 return ret;

DominoesGame discuss it
Used as: Division One - Level Two:
Value 500
Submission Rate 106 / 221 (47.96%)
Success Rate 84 / 106 (79.25%)
High Score tomek for 431.97 points (11 mins 39 secs)
Average Score 262.41 (for 84 correct submissions)

The input constraints are small enough that a simple brute force approach to this problem works fine. Many coders chose to play it safe and memoize, caching the return value of their recursive function for a particular left and right valid, along with which dominoes were used, but this was unnecessary. Instead, just write a single recursive function that takes the some information about the left and right most dominoes, along with the set of dominoes which has been used (or is available). The only information you need about the dominoes on the end is whether or not they are doubles, and what the outermost value is. Then, just see which dominoes, if any, can be added on either end, and recurse. You can either keep a running score as you do the recursion, in which case you find the final score for a particular game at the bottom of the recursive call tree, or your method could return the best score from the rest of the game, in which case you find the optimum at the root of the call tree. I choose the latter approach because it makes things easier in case you decide you have to memoize after all.

MusicCompilation discuss it
Used as: Division One - Level Three:
Value 1000
Submission Rate 63 / 221 (28.51%)
Success Rate 57 / 63 (90.48%)
High Score cyfra for 946.70 points (6 mins 49 secs)
Average Score 755.00 (for 57 correct submissions)

With 800 songs, there are way to many orderings to consider anywhere near all of them. That should be your first clue that perhaps there is some trick or greedy approach to solving this problem. The first thing to think about is the distance metric (which turns out to be a terrible way to achieve its desired goal). Notice that, for a particular artist, the total distance contributed by all of that artist's songs is really just the distance from the first to the last song. The ones in the middle don't matter, since moving them left or right increases one distance, while decreasing another. This suggests that, for each artist with more than one song, you should put one of that artist's songs towards the end, and one of them towards the beginning, and throw the rest into some middle section which is between all of the beginning and ending songs from all artists. Artists with one song don't contribute to the distance themselves, so there songs should go in the middle section to increase the distance contributed by other artists.

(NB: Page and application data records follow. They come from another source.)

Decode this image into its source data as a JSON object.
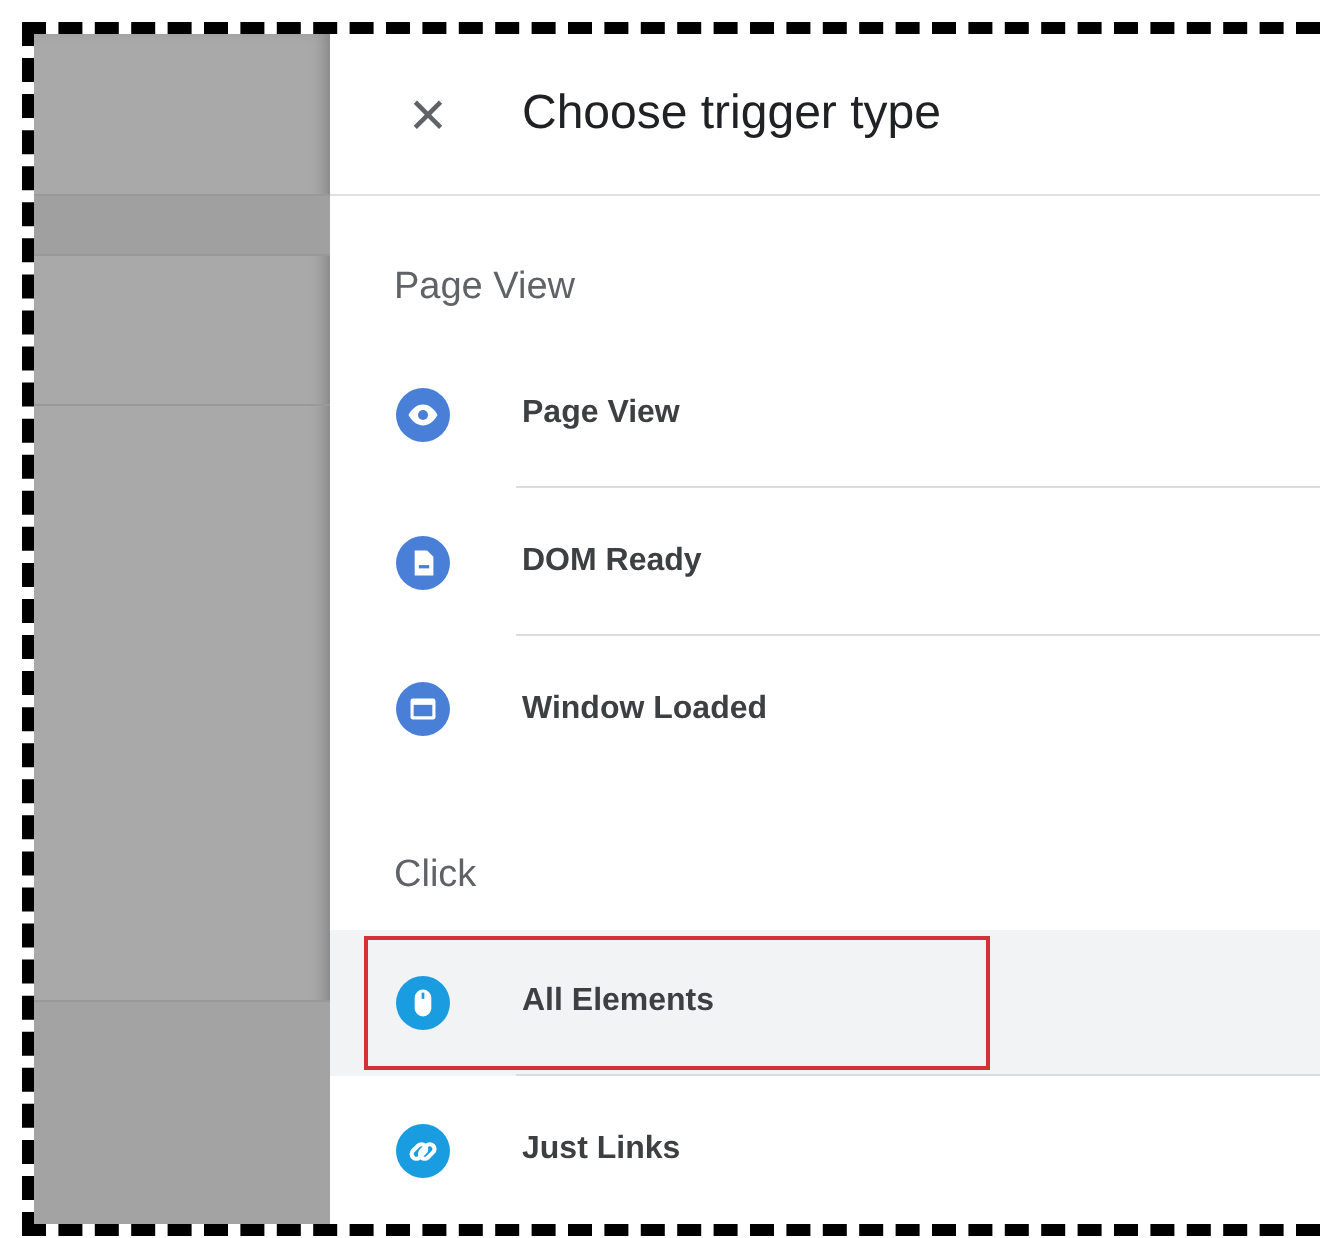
{
  "panel": {
    "close_icon": "×",
    "title": "Choose trigger type"
  },
  "sections": [
    {
      "label": "Page View",
      "items": [
        {
          "label": "Page View",
          "selected": false
        },
        {
          "label": "DOM Ready",
          "selected": false
        },
        {
          "label": "Window Loaded",
          "selected": false
        }
      ]
    },
    {
      "label": "Click",
      "items": [
        {
          "label": "All Elements",
          "selected": true
        },
        {
          "label": "Just Links",
          "selected": false
        }
      ]
    }
  ]
}
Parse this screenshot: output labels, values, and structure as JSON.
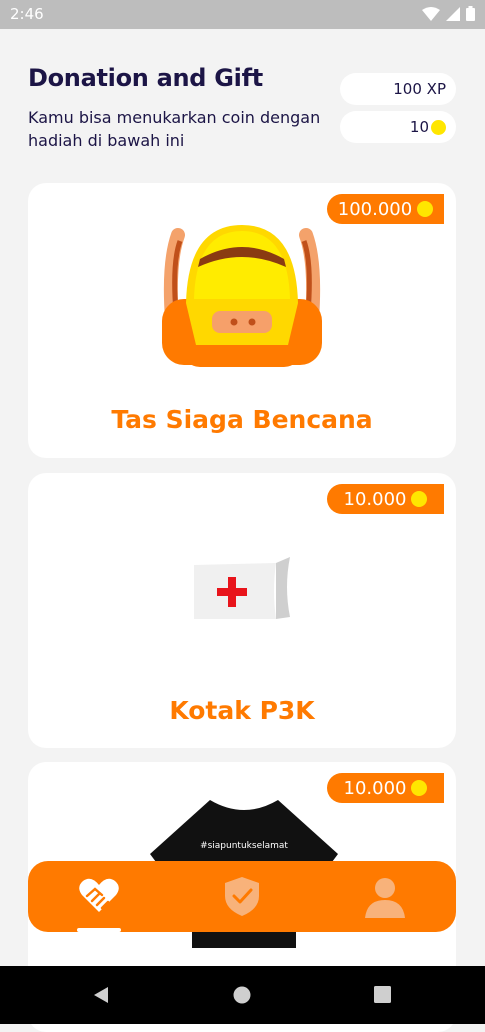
{
  "status_bar": {
    "time": "2:46"
  },
  "header": {
    "title": "Donation and Gift",
    "subtitle": "Kamu bisa menukarkan coin dengan hadiah di bawah ini",
    "xp": "100 XP",
    "coins": "10"
  },
  "items": [
    {
      "name": "Tas Siaga Bencana",
      "price": "100.000",
      "icon": "backpack-icon"
    },
    {
      "name": "Kotak P3K",
      "price": "10.000",
      "icon": "first-aid-kit-icon"
    },
    {
      "name": "",
      "price": "10.000",
      "icon": "tshirt-icon",
      "shirt_text": "#siapuntukselamat"
    }
  ],
  "bottom_nav": [
    {
      "name": "donation",
      "icon": "handshake-heart-icon",
      "active": true
    },
    {
      "name": "safety",
      "icon": "shield-check-icon",
      "active": false
    },
    {
      "name": "profile",
      "icon": "user-icon",
      "active": false
    }
  ],
  "colors": {
    "accent": "#ff7a00",
    "title": "#1c1546",
    "coin": "#ffe600",
    "background": "#f3f3f3"
  }
}
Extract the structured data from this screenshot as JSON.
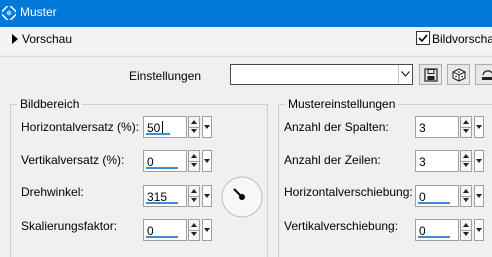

Now, you just need to figure out exactly what order to put the beginning, middle and ending songs in. Notice that if you have a particular order, and swap two songs in the beginning section, the distance contributed by one artist will go up, but the distance from the other will go down by the same amount. Similarly, the order of the ending section has no affect on the total distance. We already know that the middle ordering doesn't matter, so we can just sort each of the sections alphabetically, and we will get the return we want.

By lbackstrom
TopCoder Member